My father is a communist.
In reality, he was a leader in the movement opposed to the Marcos government in the Philippines in the 1970s. However, my father’s real activism was in his relentless lectures on scarce resources and opportunity costs and pleading with his children to choose the path that closes the fewest amount of future opportunities.
Fast forward to adulthood. Like many, I studied through my 20s, got married and had children through my 30s, and moved quickly up one career ladder and then the next. After our first child was born, my childhood lessons of scarce resources and trade-offs were increasingly clear. I couldn’t seem to find a way to be a new mother watching her sleeping child, and embracing being “in the moment.” Instead, I longed for work, for clear progress on deadlines, and ending the day with a sense of validation that my career was continuing to progress. Attending new mom groups were a source of stress and anxiety. I wasn’t able to declare a full-throated commitment to breastfeeding, organic foods, and crying it out. Instead of being a gateway to a new sisterhood, motherhood was an island. According to research from the UK’s Action for Children, my experience is far from uncommon. The majority of parents feel cut off from friends, family, and colleagues after the birth of a child. From my loneliness emerged a new identify: I was going to become a JV parent.
In high school, Junior Varsity athletes were skilled players, but not quite good enough to be on the Varsity squad. That said, JV athletes still got to do what they loved: be part of a team and live a life where sports were present but not the center of their world. For me, being a JV Mom meant no longer apologizing for what I wasn’t doing, but embracing every little victory I did have: big or small.
JV Parenting doesn’t come without trade-offs. It also means that someone in the family needed to be the varsity parent. My new identity meant that my husband also had to embrace a new identity: Varsity Dad. After two children and three years of trying to balance family and work, he decided to stay home full time.
Over the years, we found ourselves the curious subject of conversations in the neighborhood.
Here are our answers to questions that many thought, and few were brave enough to ask:
What do you do all day, Varsity Dad? To be honest, the person that asks this question more than anyone else is me. It has taken me several years to understand how insulting it must be for me to ask him for a full accounting of his day – as if I am a supervisor instead of a partner.
Tanisha, don’t you love your kids enough to be there?

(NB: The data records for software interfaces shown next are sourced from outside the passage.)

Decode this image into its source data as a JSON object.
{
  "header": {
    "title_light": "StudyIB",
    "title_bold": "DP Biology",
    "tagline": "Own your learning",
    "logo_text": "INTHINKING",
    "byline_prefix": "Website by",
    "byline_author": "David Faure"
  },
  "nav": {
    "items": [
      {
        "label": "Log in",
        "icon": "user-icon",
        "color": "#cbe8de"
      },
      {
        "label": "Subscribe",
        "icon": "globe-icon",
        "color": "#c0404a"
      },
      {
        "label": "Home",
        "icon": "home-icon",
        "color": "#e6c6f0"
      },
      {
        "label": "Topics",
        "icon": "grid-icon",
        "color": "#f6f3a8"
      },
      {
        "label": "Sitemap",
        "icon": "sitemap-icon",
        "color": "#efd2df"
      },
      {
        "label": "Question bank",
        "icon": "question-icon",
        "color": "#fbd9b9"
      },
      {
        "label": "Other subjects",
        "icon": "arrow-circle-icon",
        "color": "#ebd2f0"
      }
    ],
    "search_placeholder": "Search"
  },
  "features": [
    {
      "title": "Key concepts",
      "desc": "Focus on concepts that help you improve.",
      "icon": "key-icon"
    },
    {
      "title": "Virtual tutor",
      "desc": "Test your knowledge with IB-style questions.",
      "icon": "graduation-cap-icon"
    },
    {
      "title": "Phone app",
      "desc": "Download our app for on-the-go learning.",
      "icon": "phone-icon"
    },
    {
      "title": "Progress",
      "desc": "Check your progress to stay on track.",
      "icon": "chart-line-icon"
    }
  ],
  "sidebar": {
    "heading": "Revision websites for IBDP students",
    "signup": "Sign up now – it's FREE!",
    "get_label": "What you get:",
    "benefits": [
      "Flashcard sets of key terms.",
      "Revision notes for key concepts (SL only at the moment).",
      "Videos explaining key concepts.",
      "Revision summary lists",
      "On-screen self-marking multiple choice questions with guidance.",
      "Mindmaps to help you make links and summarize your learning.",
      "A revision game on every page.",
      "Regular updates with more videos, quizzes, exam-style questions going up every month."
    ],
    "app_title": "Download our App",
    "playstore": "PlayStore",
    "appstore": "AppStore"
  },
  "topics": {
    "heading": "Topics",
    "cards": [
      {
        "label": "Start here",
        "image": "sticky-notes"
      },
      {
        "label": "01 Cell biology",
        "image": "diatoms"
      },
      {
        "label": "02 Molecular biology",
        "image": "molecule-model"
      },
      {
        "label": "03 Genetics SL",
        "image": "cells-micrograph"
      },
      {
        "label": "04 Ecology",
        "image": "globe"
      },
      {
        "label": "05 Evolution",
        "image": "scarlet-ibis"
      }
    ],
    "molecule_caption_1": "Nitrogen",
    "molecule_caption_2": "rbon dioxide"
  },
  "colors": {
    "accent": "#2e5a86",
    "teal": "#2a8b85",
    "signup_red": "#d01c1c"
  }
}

The reality is that I am not the one that is always there and my children are the last ones to think it is odd that their primary caregiver is their Dad. In fact, my husband is there not only for our family, but also there for our neighbors who often need a safety net when a meeting doesn’t end on time, work travel goes askew, etc.
As the children have grown older, we quickly learned that different ages need different skills and it was impractical to believe all those skills can reside in one parent. So, even with a Varsity Dad, I have to be conscious of what skills I uniquely have that the children may need and in what way. As an example, I may not be the daily homework person, but I am the one that coaches Odyssey of the Mind and takes them to church on Sunday.
Are you alienated from your fellow mom friends? Yes. I don’t have the opportunity to connect and create a large community of other mothers. I can keep up with a handful of close friends, but by and large, my husband and our family consume 90% of my life outside of work.
What do you say you do at parties? For many years, my husband first emphasized the volunteer jobs he has always had since staying home. Now, I have noticed that he begins with introducing himself as a Stay-At-Home Dad. Or, the house CEO. To which he sometimes gets the responses, “Why?” or “Oh, I’m sorry.”
Is it strange to be living in a role-reversal (i.e., Tanisha being an executive in a male-dominated world, my husband in a female-dominated parent world)? Cutting to the chase, I often describe our marriage as a 1950s marriage in reverse, and I celebrate and am grateful that my partner is a varsity Dad. The reality is that if we expect women to take on more leadership roles, we have to support men who decide to stay home. Our life is just a testament to that reality.
So, I call for a new sisterhood of JV Moms, but first we need to celebrate our Varsity Dads!